Records from a data collection:
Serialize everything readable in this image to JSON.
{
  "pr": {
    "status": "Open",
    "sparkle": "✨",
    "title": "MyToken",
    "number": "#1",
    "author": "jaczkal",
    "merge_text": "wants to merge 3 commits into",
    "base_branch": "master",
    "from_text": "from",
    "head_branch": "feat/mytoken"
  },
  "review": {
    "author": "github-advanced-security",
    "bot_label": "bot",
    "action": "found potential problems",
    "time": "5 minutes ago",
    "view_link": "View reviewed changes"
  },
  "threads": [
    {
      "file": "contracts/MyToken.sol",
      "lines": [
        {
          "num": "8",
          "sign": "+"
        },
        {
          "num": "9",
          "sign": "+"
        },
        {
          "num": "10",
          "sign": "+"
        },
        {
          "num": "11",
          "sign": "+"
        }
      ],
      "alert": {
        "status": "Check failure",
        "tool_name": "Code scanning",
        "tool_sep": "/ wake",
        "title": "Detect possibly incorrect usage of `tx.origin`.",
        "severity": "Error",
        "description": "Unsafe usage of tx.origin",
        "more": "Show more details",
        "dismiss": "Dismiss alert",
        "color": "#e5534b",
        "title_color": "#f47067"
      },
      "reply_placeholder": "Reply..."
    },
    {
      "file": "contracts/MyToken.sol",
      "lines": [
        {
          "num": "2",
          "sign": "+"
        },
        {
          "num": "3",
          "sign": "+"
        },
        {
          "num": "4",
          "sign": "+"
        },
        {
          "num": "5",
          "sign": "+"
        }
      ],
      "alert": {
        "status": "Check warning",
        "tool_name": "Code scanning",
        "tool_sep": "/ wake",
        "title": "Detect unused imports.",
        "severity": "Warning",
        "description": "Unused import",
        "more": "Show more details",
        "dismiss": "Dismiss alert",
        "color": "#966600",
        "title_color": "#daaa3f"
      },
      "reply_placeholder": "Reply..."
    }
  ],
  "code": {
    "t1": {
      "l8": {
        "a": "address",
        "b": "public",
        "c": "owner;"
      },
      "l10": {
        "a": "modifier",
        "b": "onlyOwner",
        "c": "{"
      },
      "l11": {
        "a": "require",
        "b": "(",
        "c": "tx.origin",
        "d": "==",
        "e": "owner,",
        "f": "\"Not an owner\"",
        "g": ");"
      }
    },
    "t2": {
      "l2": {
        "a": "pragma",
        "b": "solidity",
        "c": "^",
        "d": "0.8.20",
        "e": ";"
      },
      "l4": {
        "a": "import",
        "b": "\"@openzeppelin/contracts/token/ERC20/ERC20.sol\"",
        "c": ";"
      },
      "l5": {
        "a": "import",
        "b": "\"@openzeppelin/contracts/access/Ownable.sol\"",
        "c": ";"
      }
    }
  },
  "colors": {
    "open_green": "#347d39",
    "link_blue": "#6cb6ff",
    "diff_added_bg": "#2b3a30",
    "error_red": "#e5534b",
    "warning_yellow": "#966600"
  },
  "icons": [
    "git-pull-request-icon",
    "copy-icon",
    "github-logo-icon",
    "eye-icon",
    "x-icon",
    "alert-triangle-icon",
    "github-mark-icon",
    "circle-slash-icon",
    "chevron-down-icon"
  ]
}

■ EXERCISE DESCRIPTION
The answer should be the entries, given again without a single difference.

■ RESPONSE TO THIS TASK
Serialize everything readable in this image to JSON.
{
  "pr": {
    "status": "Open",
    "sparkle": "✨",
    "title": "MyToken",
    "number": "#1",
    "author": "jaczkal",
    "merge_text": "wants to merge 3 commits into",
    "base_branch": "master",
    "from_text": "from",
    "head_branch": "feat/mytoken"
  },
  "review": {
    "author": "github-advanced-security",
    "bot_label": "bot",
    "action": "found potential problems",
    "time": "5 minutes ago",
    "view_link": "View reviewed changes"
  },
  "threads": [
    {
      "file": "contracts/MyToken.sol",
      "lines": [
        {
          "num": "8",
          "sign": "+"
        },
        {
          "num": "9",
          "sign": "+"
        },
        {
          "num": "10",
          "sign": "+"
        },
        {
          "num": "11",
          "sign": "+"
        }
      ],
      "alert": {
        "status": "Check failure",
        "tool_name": "Code scanning",
        "tool_sep": "/ wake",
        "title": "Detect possibly incorrect usage of `tx.origin`.",
        "severity": "Error",
        "description": "Unsafe usage of tx.origin",
        "more": "Show more details",
        "dismiss": "Dismiss alert",
        "color": "#e5534b",
        "title_color": "#f47067"
      },
      "reply_placeholder": "Reply..."
    },
    {
      "file": "contracts/MyToken.sol",
      "lines": [
        {
          "num": "2",
          "sign": "+"
        },
        {
          "num": "3",
          "sign": "+"
        },
        {
          "num": "4",
          "sign": "+"
        },
        {
          "num": "5",
          "sign": "+"
        }
      ],
      "alert": {
        "status": "Check warning",
        "tool_name": "Code scanning",
        "tool_sep": "/ wake",
        "title": "Detect unused imports.",
        "severity": "Warning",
        "description": "Unused import",
        "more": "Show more details",
        "dismiss": "Dismiss alert",
        "color": "#966600",
        "title_color": "#daaa3f"
      },
      "reply_placeholder": "Reply..."
    }
  ],
  "code": {
    "t1": {
      "l8": {
        "a": "address",
        "b": "public",
        "c": "owner;"
      },
      "l10": {
        "a": "modifier",
        "b": "onlyOwner",
        "c": "{"
      },
      "l11": {
        "a": "require",
        "b": "(",
        "c": "tx.origin",
        "d": "==",
        "e": "owner,",
        "f": "\"Not an owner\"",
        "g": ");"
      }
    },
    "t2": {
      "l2": {
        "a": "pragma",
        "b": "solidity",
        "c": "^",
        "d": "0.8.20",
        "e": ";"
      },
      "l4": {
        "a": "import",
        "b": "\"@openzeppelin/contracts/token/ERC20/ERC20.sol\"",
        "c": ";"
      },
      "l5": {
        "a": "import",
        "b": "\"@openzeppelin/contracts/access/Ownable.sol\"",
        "c": ";"
      }
    }
  },
  "colors": {
    "open_green": "#347d39",
    "link_blue": "#6cb6ff",
    "diff_added_bg": "#2b3a30",
    "error_red": "#e5534b",
    "warning_yellow": "#966600"
  },
  "icons": [
    "git-pull-request-icon",
    "copy-icon",
    "github-logo-icon",
    "eye-icon",
    "x-icon",
    "alert-triangle-icon",
    "github-mark-icon",
    "circle-slash-icon",
    "chevron-down-icon"
  ]
}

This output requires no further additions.